Here are some interesting anecdotes from the on-going Khushwant Singh Litfest in Kasauli:
‘Most well-dressed festival’
Anchoring a session at the Khushwant Singh Litfest, columnist Malvika Sangghvi said the Kasauli festival may not be the largest in the country or the most popular, but it was “certainly the most well-dressed” festival. “People come here wearing the most elegant clothes,” she said.
No casual wear
The Kasauli Club, venue of the festival, has a strict dress code and among the stars who were sent away by the security guards to change their clothes and shoes were the handsome Kabir Bedi and prominent actor Om Puri. Kabir had come in a T-shirt and Om in walking shoes. Kabir had to go to the market to buy a shirt and return suitably dressed. Writer Gulzar Singh Sandhu, president of the Chandigarh Sahitya Akademi, had to miss the Friday dinner because his shoes were not in order and it was too late to get them changed.
Rahul Singh said they took care to include a humour session because his father loved jokes and laughter.
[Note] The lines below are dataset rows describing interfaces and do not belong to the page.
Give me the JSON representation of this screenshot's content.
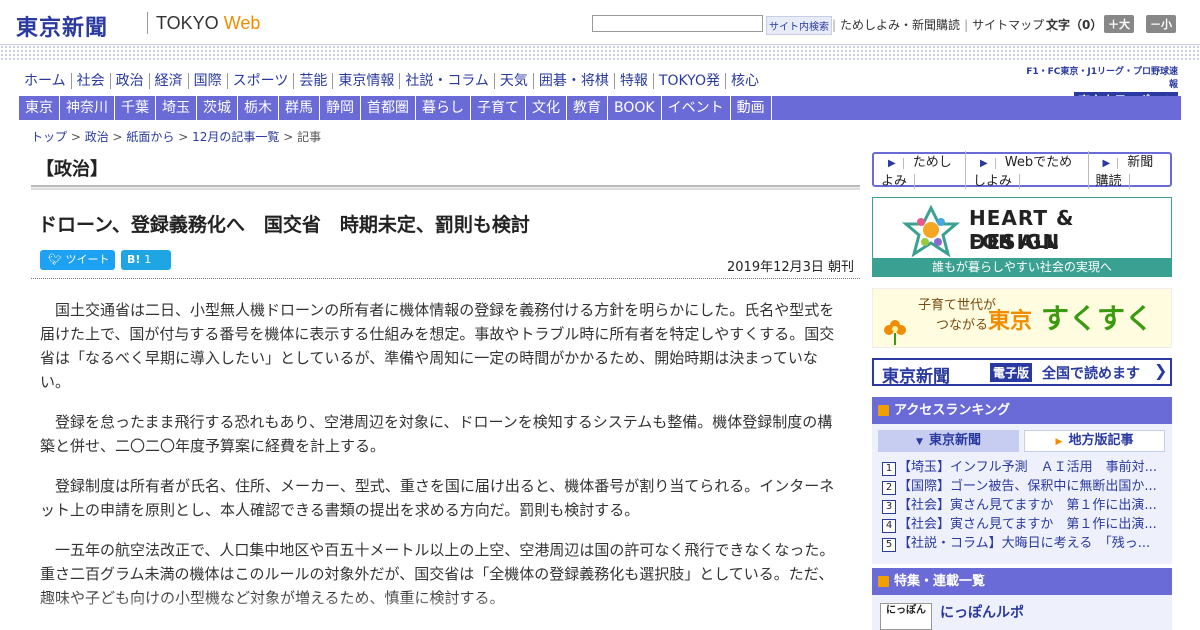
{
  "header": {
    "logo": "東京新聞",
    "logo_sub": "TOKYO",
    "logo_web": "Web",
    "search_button": "サイト内検索",
    "links": [
      "ためしよみ・新聞購読",
      "サイトマップ"
    ],
    "font_label": "文字（0）",
    "font_bigger": "＋大",
    "font_smaller": "－小"
  },
  "main_nav": [
    "ホーム",
    "社会",
    "政治",
    "経済",
    "国際",
    "スポーツ",
    "芸能",
    "東京情報",
    "社説・コラム",
    "天気",
    "囲碁・将棋",
    "特報",
    "TOKYO発",
    "核心"
  ],
  "chunichi": {
    "line1": "F1・FC東京・J1リーグ・プロ野球速報",
    "line2": "東京中日スポーツ"
  },
  "sub_nav": [
    "東京",
    "神奈川",
    "千葉",
    "埼玉",
    "茨城",
    "栃木",
    "群馬",
    "静岡",
    "首都圏",
    "暮らし",
    "子育て",
    "文化",
    "教育",
    "BOOK",
    "イベント",
    "動画"
  ],
  "breadcrumb": [
    "トップ",
    "政治",
    "紙面から",
    "12月の記事一覧",
    "記事"
  ],
  "section_title": "【政治】",
  "article": {
    "headline": "ドローン、登録義務化へ　国交省　時期未定、罰則も検討",
    "tweet_label": "ツイート",
    "hatena_label": "B!",
    "hatena_count": "1",
    "date": "2019年12月3日 朝刊",
    "paragraphs": [
      "国土交通省は二日、小型無人機ドローンの所有者に機体情報の登録を義務付ける方針を明らかにした。氏名や型式を届けた上で、国が付与する番号を機体に表示する仕組みを想定。事故やトラブル時に所有者を特定しやすくする。国交省は「なるべく早期に導入したい」としているが、準備や周知に一定の時間がかかるため、開始時期は決まっていない。",
      "登録を怠ったまま飛行する恐れもあり、空港周辺を対象に、ドローンを検知するシステムも整備。機体登録制度の構築と併せ、二〇二〇年度予算案に経費を計上する。",
      "登録制度は所有者が氏名、住所、メーカー、型式、重さを国に届け出ると、機体番号が割り当てられる。インターネット上の申請を原則とし、本人確認できる書類の提出を求める方向だ。罰則も検討する。",
      "一五年の航空法改正で、人口集中地区や百五十メートル以上の上空、空港周辺は国の許可なく飛行できなくなった。重さ二百グラム未満の機体はこのルールの対象外だが、国交省は「全機体の登録義務化も選択肢」としている。ただ、趣味や子ども向けの小型機など対象が増えるため、慎重に検討する。"
    ]
  },
  "sidebar": {
    "links": [
      "ためしよみ",
      "Webでためしよみ",
      "新聞購読"
    ],
    "heart": {
      "line1": "HEART & DESIGN",
      "line2": "FOR ALL",
      "caption": "誰もが暮らしやすい社会の実現へ"
    },
    "sukusuku": {
      "line1": "子育て世代が",
      "line2": "つながる",
      "city": "東京",
      "main": "すくすく"
    },
    "denshi": {
      "logo": "東京新聞",
      "badge": "電子版",
      "text": "全国で読めます"
    },
    "ranking": {
      "title": "アクセスランキング",
      "tab_local": "東京新聞",
      "tab_regional": "地方版記事",
      "items": [
        {
          "num": "1",
          "text": "【埼玉】インフル予測　ＡＩ活用　事前対..."
        },
        {
          "num": "2",
          "text": "【国際】ゴーン被告、保釈中に無断出国か..."
        },
        {
          "num": "3",
          "text": "【社会】寅さん見てますか　第１作に出演..."
        },
        {
          "num": "4",
          "text": "【社会】寅さん見てますか　第１作に出演..."
        },
        {
          "num": "5",
          "text": "【社説・コラム】大晦日に考える　「残っ..."
        }
      ]
    },
    "features": {
      "title": "特集・連載一覧",
      "item_img": "にっぽん",
      "item_title": "にっぽんルポ"
    }
  }
}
This year, they need not have bothered because Om Puri took it upon himself to do the comic act with aplomb. Those present loved his self-deprecatory humour when he said, “I was educated in a Punjabi-medium school.”
He even turned what was to be a serious session on “The Making of Tamas” with Govind Nihalani into a stand-up comedy, accusing director Nihalani and late Amrish Puri of eating all the cream and curd during the making of the film and depriving the rest. “It was a unit of some 80- odd people so you can imagine how much milk must be coming each day and how much cream there must be,” he said.
Nihalani bore all the fun poked at him by Om with laughter, saying, “The way you talk of me, I wonder why I chose you for an actor.” However, later in an aside, he said that Om was his best actor and a lovely human being and the two have done seven award-winning films together, including remarkable ones like ‘Aakrosh’ and ‘Ardh Satya’.
Hindi vs English
Kalpana Sahni was a little miffed when she went to the festival book shop and found that the English translation of her father’s famous novel was on the display and not the original Hindi. “He got the award for the Hindi novel and it should have been there.”